Please state how many lines in the records below contain the word "التوليف", giving only the number.
[Start of section]
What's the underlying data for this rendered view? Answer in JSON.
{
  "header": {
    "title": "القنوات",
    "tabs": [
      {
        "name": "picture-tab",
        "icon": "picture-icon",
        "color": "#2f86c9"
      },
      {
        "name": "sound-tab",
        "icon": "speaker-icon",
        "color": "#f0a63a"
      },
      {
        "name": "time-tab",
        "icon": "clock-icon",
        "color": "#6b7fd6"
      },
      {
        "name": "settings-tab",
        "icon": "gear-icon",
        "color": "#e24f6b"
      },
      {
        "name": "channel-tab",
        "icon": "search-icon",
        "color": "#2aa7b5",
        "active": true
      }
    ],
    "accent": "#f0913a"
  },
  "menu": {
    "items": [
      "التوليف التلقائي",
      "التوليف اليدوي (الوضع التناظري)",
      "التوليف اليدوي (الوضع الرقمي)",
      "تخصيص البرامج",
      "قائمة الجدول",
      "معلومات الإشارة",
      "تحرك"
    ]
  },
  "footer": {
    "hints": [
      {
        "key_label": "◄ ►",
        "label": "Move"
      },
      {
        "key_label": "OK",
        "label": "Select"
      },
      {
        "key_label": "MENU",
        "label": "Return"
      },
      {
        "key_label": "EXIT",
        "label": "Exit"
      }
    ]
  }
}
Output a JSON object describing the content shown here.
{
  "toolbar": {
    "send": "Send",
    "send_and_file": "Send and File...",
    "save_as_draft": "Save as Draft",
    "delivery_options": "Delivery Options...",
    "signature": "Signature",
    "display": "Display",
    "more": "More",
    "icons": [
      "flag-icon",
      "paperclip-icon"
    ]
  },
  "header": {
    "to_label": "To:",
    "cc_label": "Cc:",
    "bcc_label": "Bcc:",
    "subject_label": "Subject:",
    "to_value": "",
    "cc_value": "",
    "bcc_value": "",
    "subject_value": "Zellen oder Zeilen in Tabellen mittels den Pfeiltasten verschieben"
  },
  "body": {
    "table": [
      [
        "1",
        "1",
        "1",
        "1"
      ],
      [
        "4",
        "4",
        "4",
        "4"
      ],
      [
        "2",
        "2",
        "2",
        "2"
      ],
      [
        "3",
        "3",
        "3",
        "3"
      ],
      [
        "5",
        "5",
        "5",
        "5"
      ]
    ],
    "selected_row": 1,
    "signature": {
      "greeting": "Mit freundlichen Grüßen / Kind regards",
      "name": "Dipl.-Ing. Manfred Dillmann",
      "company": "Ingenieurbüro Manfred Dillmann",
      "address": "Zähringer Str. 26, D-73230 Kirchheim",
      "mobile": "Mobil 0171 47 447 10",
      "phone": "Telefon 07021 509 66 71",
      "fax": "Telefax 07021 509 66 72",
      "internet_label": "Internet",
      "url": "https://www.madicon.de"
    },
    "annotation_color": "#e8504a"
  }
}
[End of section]
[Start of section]
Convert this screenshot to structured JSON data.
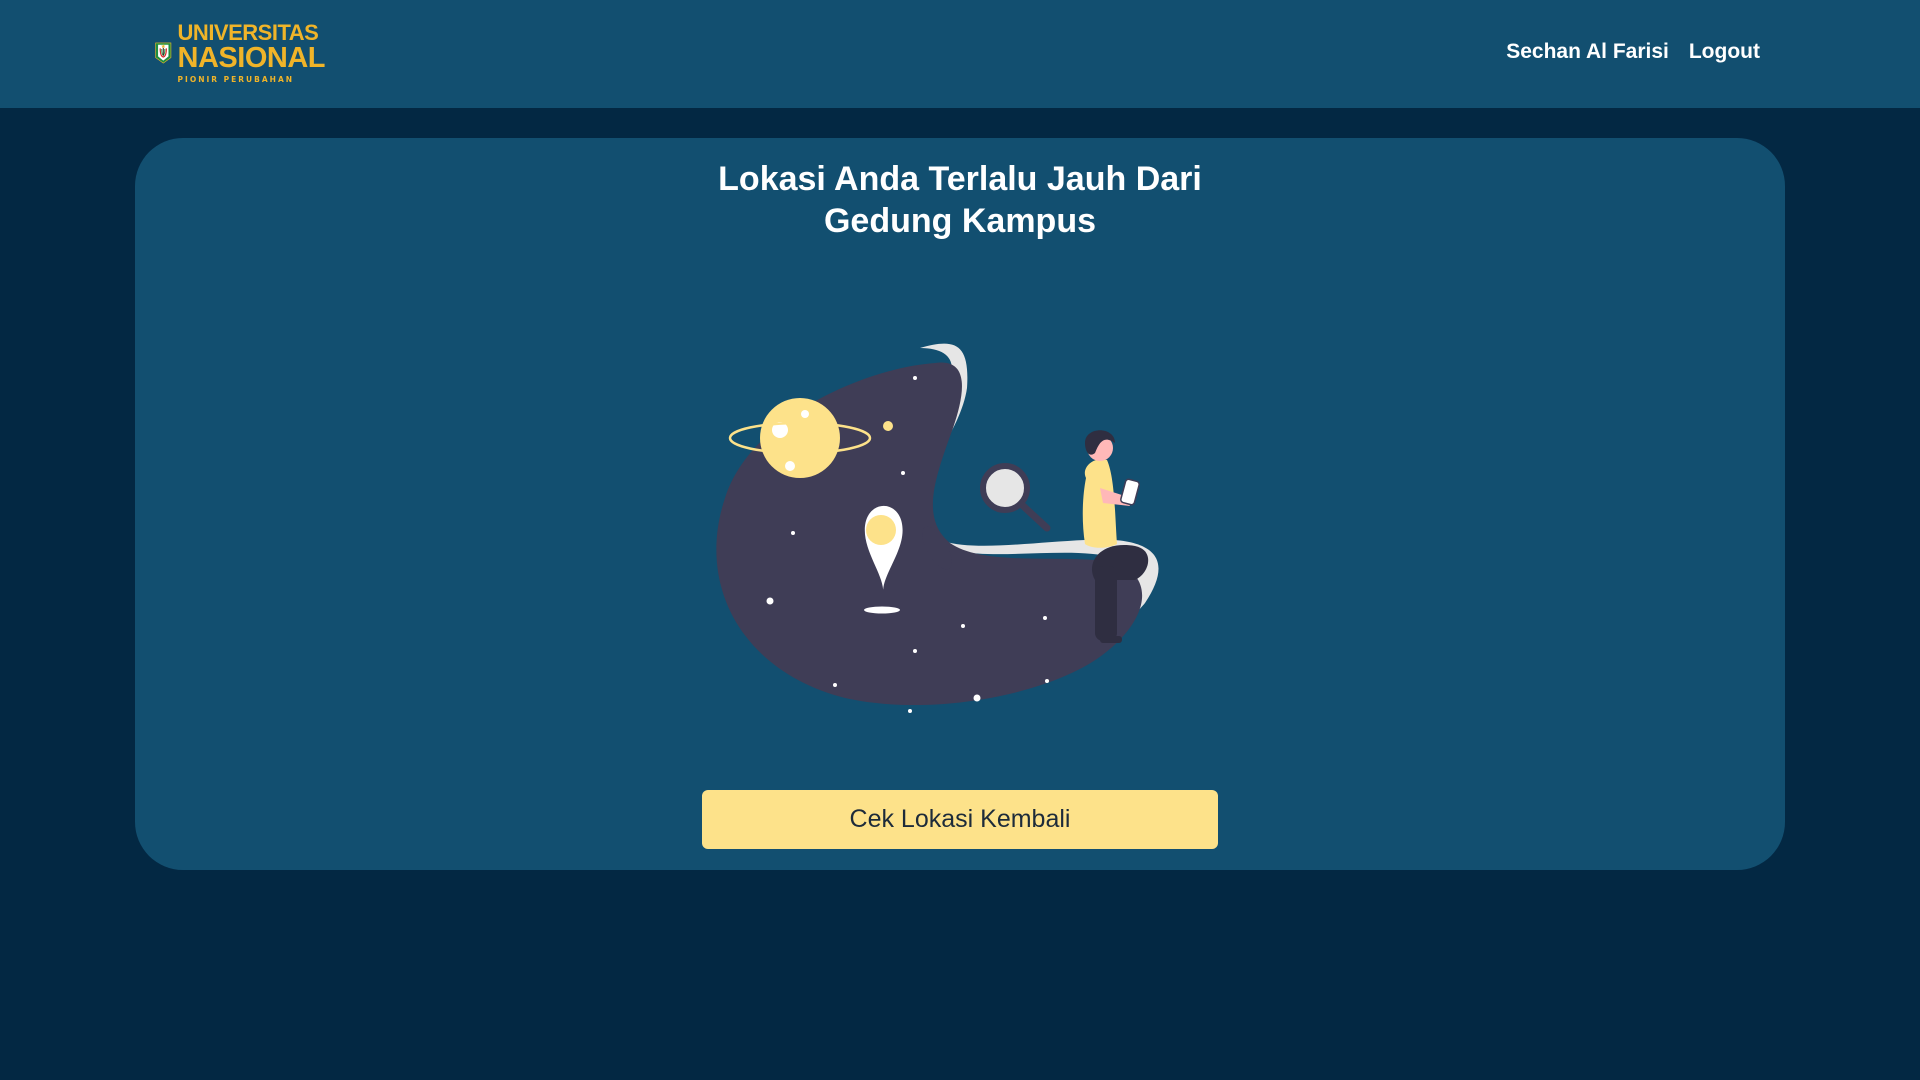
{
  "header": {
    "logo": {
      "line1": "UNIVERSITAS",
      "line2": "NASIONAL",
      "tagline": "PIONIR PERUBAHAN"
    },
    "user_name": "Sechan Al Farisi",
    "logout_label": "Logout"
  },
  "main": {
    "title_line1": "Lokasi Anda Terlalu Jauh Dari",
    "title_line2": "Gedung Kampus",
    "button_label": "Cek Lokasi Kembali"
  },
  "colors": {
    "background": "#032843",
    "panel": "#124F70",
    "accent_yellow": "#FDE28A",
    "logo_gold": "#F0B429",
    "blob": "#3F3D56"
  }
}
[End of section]
* **ANSWER BOX**
3